◆ **TASK INSTRUCTIONS**:
Where a line in the listing contains the string "page", copy that line out.

───── TASK INPUTS ─────

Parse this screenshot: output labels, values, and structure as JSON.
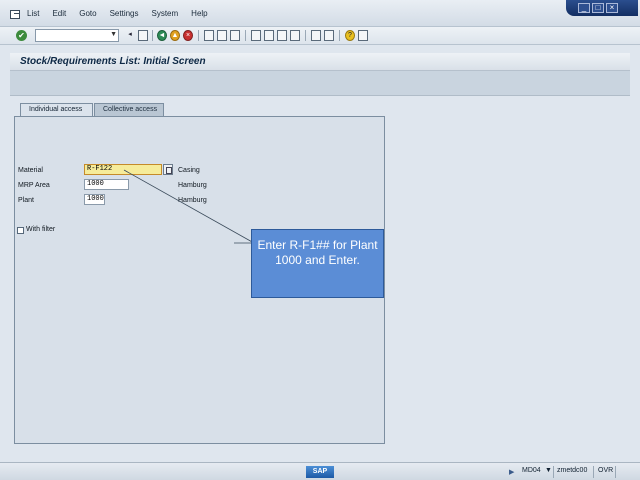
{
  "menu": {
    "items": [
      "List",
      "Edit",
      "Goto",
      "Settings",
      "System",
      "Help"
    ]
  },
  "window_controls": [
    "_",
    "□",
    "×"
  ],
  "toolbar": {
    "command_value": "",
    "icons": [
      "back-icon",
      "save-icon",
      "enter-icon",
      "exit-icon",
      "cancel-icon",
      "print-icon",
      "find-icon",
      "find-next-icon",
      "first-page-icon",
      "prev-page-icon",
      "next-page-icon",
      "last-page-icon",
      "new-session-icon",
      "shortcut-icon",
      "help-icon",
      "layout-icon"
    ]
  },
  "screen": {
    "title": "Stock/Requirements List: Initial Screen"
  },
  "tabs": [
    {
      "label": "Individual access",
      "active": true
    },
    {
      "label": "Collective access",
      "active": false
    }
  ],
  "form": {
    "material": {
      "label": "Material",
      "value": "R-F122",
      "description": "Casing"
    },
    "mrp_area": {
      "label": "MRP Area",
      "value": "1000",
      "description": "Hamburg"
    },
    "plant": {
      "label": "Plant",
      "value": "1000",
      "description": "Hamburg"
    },
    "with_filter": {
      "label": "With filter",
      "checked": false
    }
  },
  "callout": {
    "text": "Enter R-F1## for Plant 1000 and Enter."
  },
  "status": {
    "logo": "SAP",
    "transaction": "MD04",
    "server": "zmetdc00",
    "mode": "OVR"
  },
  "colors": {
    "callout_bg": "#5b8dd6",
    "active_field": "#f6ec9a",
    "title": "#0d2845"
  }
}
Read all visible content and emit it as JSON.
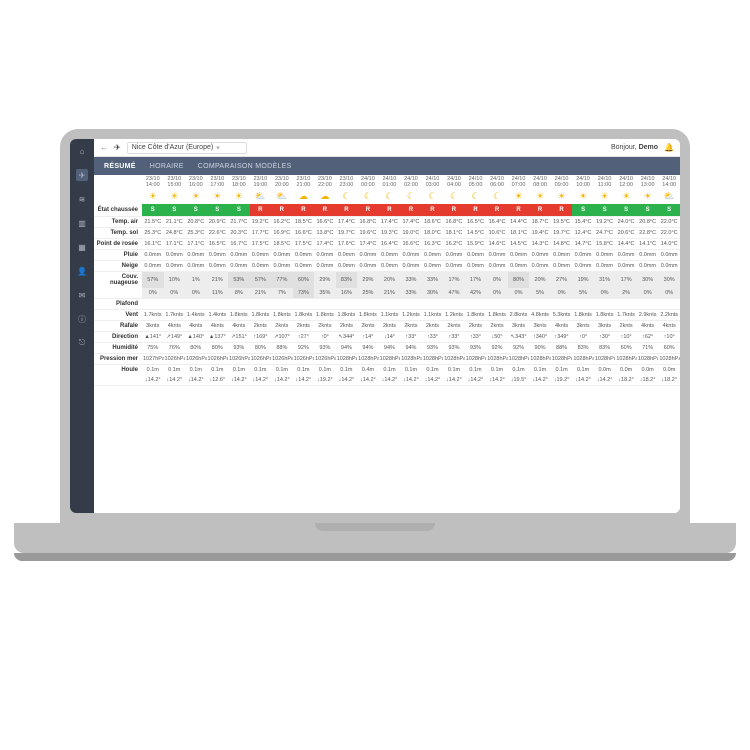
{
  "greeting_prefix": "Bonjour, ",
  "greeting_name": "Demo",
  "location": "Nice Côte d'Azur (Europe)",
  "tabs": {
    "resume": "RÉSUMÉ",
    "horaire": "HORAIRE",
    "comparaison": "COMPARAISON MODÈLES"
  },
  "sidebar_icons": [
    "home",
    "plane",
    "wifi",
    "chart",
    "grid",
    "user",
    "chat",
    "info",
    "logout"
  ],
  "row_labels": {
    "etat": "État chaussée",
    "temp_air": "Temp. air",
    "temp_sol": "Temp. sol",
    "rosee": "Point de rosée",
    "pluie": "Pluie",
    "neige": "Neige",
    "nuage": "Couv. nuageuse",
    "plafond": "Plafond",
    "vent": "Vent",
    "rafale": "Rafale",
    "direction": "Direction",
    "humidite": "Humidité",
    "pression": "Pression mer",
    "houle": "Houle"
  },
  "columns": [
    {
      "d": "23/10",
      "h": "14:00",
      "ic": "☀",
      "etat": "S",
      "ec": "#2bb24c",
      "ta": "21.5°C",
      "ts": "25.3°C",
      "ro": "16.1°C",
      "pl": "0.0mm",
      "ne": "0.0mm",
      "c1": "57%",
      "c2": "0%",
      "ve": "1.7knts",
      "ra": "3knts",
      "di": "▲141°",
      "hu": "75%",
      "pr": "1027hPa",
      "ho": "0.1m",
      "hd": "↓14.2°"
    },
    {
      "d": "23/10",
      "h": "15:00",
      "ic": "☀",
      "etat": "S",
      "ec": "#2bb24c",
      "ta": "21.1°C",
      "ts": "24.8°C",
      "ro": "17.1°C",
      "pl": "0.0mm",
      "ne": "0.0mm",
      "c1": "10%",
      "c2": "0%",
      "ve": "1.7knts",
      "ra": "4knts",
      "di": "↗149°",
      "hu": "76%",
      "pr": "1026hPa",
      "ho": "0.1m",
      "hd": "↓14.2°"
    },
    {
      "d": "23/10",
      "h": "16:00",
      "ic": "☀",
      "etat": "S",
      "ec": "#2bb24c",
      "ta": "20.8°C",
      "ts": "25.3°C",
      "ro": "17.1°C",
      "pl": "0.0mm",
      "ne": "0.0mm",
      "c1": "1%",
      "c2": "0%",
      "ve": "1.4knts",
      "ra": "4knts",
      "di": "▲140°",
      "hu": "80%",
      "pr": "1026hPa",
      "ho": "0.1m",
      "hd": "↓14.2°"
    },
    {
      "d": "23/10",
      "h": "17:00",
      "ic": "☀",
      "etat": "S",
      "ec": "#2bb24c",
      "ta": "20.9°C",
      "ts": "22.6°C",
      "ro": "16.5°C",
      "pl": "0.0mm",
      "ne": "0.0mm",
      "c1": "21%",
      "c2": "11%",
      "ve": "1.4knts",
      "ra": "4knts",
      "di": "▲137°",
      "hu": "80%",
      "pr": "1026hPa",
      "ho": "0.1m",
      "hd": "↓12.6°"
    },
    {
      "d": "23/10",
      "h": "18:00",
      "ic": "☀",
      "etat": "S",
      "ec": "#2bb24c",
      "ta": "21.7°C",
      "ts": "20.3°C",
      "ro": "16.7°C",
      "pl": "0.0mm",
      "ne": "0.0mm",
      "c1": "53%",
      "c2": "8%",
      "ve": "1.8knts",
      "ra": "4knts",
      "di": "↗151°",
      "hu": "93%",
      "pr": "1026hPa",
      "ho": "0.1m",
      "hd": "↓14.2°"
    },
    {
      "d": "23/10",
      "h": "19:00",
      "ic": "⛅",
      "etat": "R",
      "ec": "#e53b2e",
      "ta": "19.2°C",
      "ts": "17.7°C",
      "ro": "17.5°C",
      "pl": "0.0mm",
      "ne": "0.0mm",
      "c1": "57%",
      "c2": "21%",
      "ve": "1.8knts",
      "ra": "2knts",
      "di": "↑169°",
      "hu": "80%",
      "pr": "1026hPa",
      "ho": "0.1m",
      "hd": "↓14.2°"
    },
    {
      "d": "23/10",
      "h": "20:00",
      "ic": "⛅",
      "etat": "R",
      "ec": "#e53b2e",
      "ta": "16.2°C",
      "ts": "16.9°C",
      "ro": "18.5°C",
      "pl": "0.0mm",
      "ne": "0.0mm",
      "c1": "77%",
      "c2": "7%",
      "ve": "1.8knts",
      "ra": "2knts",
      "di": "↗107°",
      "hu": "88%",
      "pr": "1026hPa",
      "ho": "0.1m",
      "hd": "↓14.2°"
    },
    {
      "d": "23/10",
      "h": "21:00",
      "ic": "☁",
      "etat": "R",
      "ec": "#e53b2e",
      "ta": "18.5°C",
      "ts": "16.6°C",
      "ro": "17.5°C",
      "pl": "0.0mm",
      "ne": "0.0mm",
      "c1": "60%",
      "c2": "73%",
      "ve": "1.8knts",
      "ra": "2knts",
      "di": "↑27°",
      "hu": "92%",
      "pr": "1026hPa",
      "ho": "0.1m",
      "hd": "↓14.2°"
    },
    {
      "d": "23/10",
      "h": "22:00",
      "ic": "☁",
      "etat": "R",
      "ec": "#e53b2e",
      "ta": "16.6°C",
      "ts": "13.8°C",
      "ro": "17.4°C",
      "pl": "0.0mm",
      "ne": "0.0mm",
      "c1": "29%",
      "c2": "35%",
      "ve": "1.8knts",
      "ra": "2knts",
      "di": "↑0°",
      "hu": "93%",
      "pr": "1026hPa",
      "ho": "0.1m",
      "hd": "↓19.2°"
    },
    {
      "d": "23/10",
      "h": "23:00",
      "ic": "☾",
      "etat": "R",
      "ec": "#e53b2e",
      "ta": "17.4°C",
      "ts": "19.7°C",
      "ro": "17.6°C",
      "pl": "0.0mm",
      "ne": "0.0mm",
      "c1": "83%",
      "c2": "16%",
      "ve": "1.8knts",
      "ra": "2knts",
      "di": "↖344°",
      "hu": "94%",
      "pr": "1028hPa",
      "ho": "0.1m",
      "hd": "↓14.2°"
    },
    {
      "d": "24/10",
      "h": "00:00",
      "ic": "☾",
      "etat": "R",
      "ec": "#e53b2e",
      "ta": "16.8°C",
      "ts": "19.6°C",
      "ro": "17.4°C",
      "pl": "0.0mm",
      "ne": "0.0mm",
      "c1": "29%",
      "c2": "25%",
      "ve": "1.8knts",
      "ra": "2knts",
      "di": "↑14°",
      "hu": "94%",
      "pr": "1028hPa",
      "ho": "0.4m",
      "hd": "↓14.2°"
    },
    {
      "d": "24/10",
      "h": "01:00",
      "ic": "☾",
      "etat": "R",
      "ec": "#e53b2e",
      "ta": "17.4°C",
      "ts": "19.3°C",
      "ro": "16.4°C",
      "pl": "0.0mm",
      "ne": "0.0mm",
      "c1": "20%",
      "c2": "21%",
      "ve": "1.1knts",
      "ra": "2knts",
      "di": "↓14°",
      "hu": "94%",
      "pr": "1028hPa",
      "ho": "0.1m",
      "hd": "↓14.2°"
    },
    {
      "d": "24/10",
      "h": "02:00",
      "ic": "☾",
      "etat": "R",
      "ec": "#e53b2e",
      "ta": "17.4°C",
      "ts": "19.0°C",
      "ro": "16.6°C",
      "pl": "0.0mm",
      "ne": "0.0mm",
      "c1": "33%",
      "c2": "33%",
      "ve": "1.2knts",
      "ra": "2knts",
      "di": "↑33°",
      "hu": "94%",
      "pr": "1028hPa",
      "ho": "0.1m",
      "hd": "↓14.2°"
    },
    {
      "d": "24/10",
      "h": "03:00",
      "ic": "☾",
      "etat": "R",
      "ec": "#e53b2e",
      "ta": "18.6°C",
      "ts": "18.0°C",
      "ro": "16.3°C",
      "pl": "0.0mm",
      "ne": "0.0mm",
      "c1": "33%",
      "c2": "30%",
      "ve": "1.1knts",
      "ra": "2knts",
      "di": "↑33°",
      "hu": "93%",
      "pr": "1028hPa",
      "ho": "0.1m",
      "hd": "↓14.2°"
    },
    {
      "d": "24/10",
      "h": "04:00",
      "ic": "☾",
      "etat": "R",
      "ec": "#e53b2e",
      "ta": "16.8°C",
      "ts": "18.1°C",
      "ro": "16.2°C",
      "pl": "0.0mm",
      "ne": "0.0mm",
      "c1": "17%",
      "c2": "47%",
      "ve": "1.2knts",
      "ra": "2knts",
      "di": "↑33°",
      "hu": "93%",
      "pr": "1028hPa",
      "ho": "0.1m",
      "hd": "↓14.2°"
    },
    {
      "d": "24/10",
      "h": "05:00",
      "ic": "☾",
      "etat": "R",
      "ec": "#e53b2e",
      "ta": "16.5°C",
      "ts": "14.5°C",
      "ro": "15.9°C",
      "pl": "0.0mm",
      "ne": "0.0mm",
      "c1": "17%",
      "c2": "42%",
      "ve": "1.8knts",
      "ra": "2knts",
      "di": "↑33°",
      "hu": "93%",
      "pr": "1028hPa",
      "ho": "0.1m",
      "hd": "↓14.2°"
    },
    {
      "d": "24/10",
      "h": "06:00",
      "ic": "☾",
      "etat": "R",
      "ec": "#e53b2e",
      "ta": "16.4°C",
      "ts": "10.6°C",
      "ro": "14.6°C",
      "pl": "0.0mm",
      "ne": "0.0mm",
      "c1": "0%",
      "c2": "0%",
      "ve": "1.8knts",
      "ra": "2knts",
      "di": "↓50°",
      "hu": "92%",
      "pr": "1028hPa",
      "ho": "0.1m",
      "hd": "↓14.2°"
    },
    {
      "d": "24/10",
      "h": "07:00",
      "ic": "☀",
      "etat": "R",
      "ec": "#e53b2e",
      "ta": "14.4°C",
      "ts": "18.1°C",
      "ro": "14.5°C",
      "pl": "0.0mm",
      "ne": "0.0mm",
      "c1": "80%",
      "c2": "0%",
      "ve": "2.8knts",
      "ra": "3knts",
      "di": "↖343°",
      "hu": "92%",
      "pr": "1028hPa",
      "ho": "0.1m",
      "hd": "↓19.5°"
    },
    {
      "d": "24/10",
      "h": "08:00",
      "ic": "☀",
      "etat": "R",
      "ec": "#e53b2e",
      "ta": "18.7°C",
      "ts": "19.4°C",
      "ro": "14.3°C",
      "pl": "0.0mm",
      "ne": "0.0mm",
      "c1": "20%",
      "c2": "5%",
      "ve": "4.8knts",
      "ra": "3knts",
      "di": "↑340°",
      "hu": "90%",
      "pr": "1028hPa",
      "ho": "0.1m",
      "hd": "↓14.2°"
    },
    {
      "d": "24/10",
      "h": "09:00",
      "ic": "☀",
      "etat": "R",
      "ec": "#e53b2e",
      "ta": "19.5°C",
      "ts": "19.7°C",
      "ro": "14.8°C",
      "pl": "0.0mm",
      "ne": "0.0mm",
      "c1": "27%",
      "c2": "0%",
      "ve": "5.3knts",
      "ra": "4knts",
      "di": "↑349°",
      "hu": "88%",
      "pr": "1028hPa",
      "ho": "0.1m",
      "hd": "↓19.2°"
    },
    {
      "d": "24/10",
      "h": "10:00",
      "ic": "☀",
      "etat": "S",
      "ec": "#2bb24c",
      "ta": "15.4°C",
      "ts": "12.4°C",
      "ro": "14.7°C",
      "pl": "0.0mm",
      "ne": "0.0mm",
      "c1": "19%",
      "c2": "5%",
      "ve": "1.8knts",
      "ra": "3knts",
      "di": "↑0°",
      "hu": "83%",
      "pr": "1028hPa",
      "ho": "0.1m",
      "hd": "↓14.2°"
    },
    {
      "d": "24/10",
      "h": "11:00",
      "ic": "☀",
      "etat": "S",
      "ec": "#2bb24c",
      "ta": "19.2°C",
      "ts": "24.7°C",
      "ro": "15.8°C",
      "pl": "0.0mm",
      "ne": "0.0mm",
      "c1": "31%",
      "c2": "0%",
      "ve": "1.8knts",
      "ra": "3knts",
      "di": "↑30°",
      "hu": "83%",
      "pr": "1028hPa",
      "ho": "0.0m",
      "hd": "↓14.2°"
    },
    {
      "d": "24/10",
      "h": "12:00",
      "ic": "☀",
      "etat": "S",
      "ec": "#2bb24c",
      "ta": "24.0°C",
      "ts": "20.6°C",
      "ro": "14.4°C",
      "pl": "0.0mm",
      "ne": "0.0mm",
      "c1": "17%",
      "c2": "2%",
      "ve": "1.7knts",
      "ra": "2knts",
      "di": "↑10°",
      "hu": "60%",
      "pr": "1028hPa",
      "ho": "0.0m",
      "hd": "↓18.2°"
    },
    {
      "d": "24/10",
      "h": "13:00",
      "ic": "☀",
      "etat": "S",
      "ec": "#2bb24c",
      "ta": "20.8°C",
      "ts": "22.8°C",
      "ro": "14.1°C",
      "pl": "0.0mm",
      "ne": "0.0mm",
      "c1": "30%",
      "c2": "0%",
      "ve": "2.9knts",
      "ra": "4knts",
      "di": "↑62°",
      "hu": "71%",
      "pr": "1028hPa",
      "ho": "0.0m",
      "hd": "↓18.2°"
    },
    {
      "d": "24/10",
      "h": "14:00",
      "ic": "⛅",
      "etat": "S",
      "ec": "#2bb24c",
      "ta": "22.0°C",
      "ts": "22.0°C",
      "ro": "14.0°C",
      "pl": "0.0mm",
      "ne": "0.0mm",
      "c1": "30%",
      "c2": "0%",
      "ve": "2.2knts",
      "ra": "4knts",
      "di": "↑10°",
      "hu": "60%",
      "pr": "1028hPa",
      "ho": "0.0m",
      "hd": "↓18.2°"
    }
  ]
}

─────

◆ **SOLUTION FOR THIS EXERCISE**:
      "first-page-icon",
      "prev-page-icon",
      "next-page-icon",
      "last-page-icon",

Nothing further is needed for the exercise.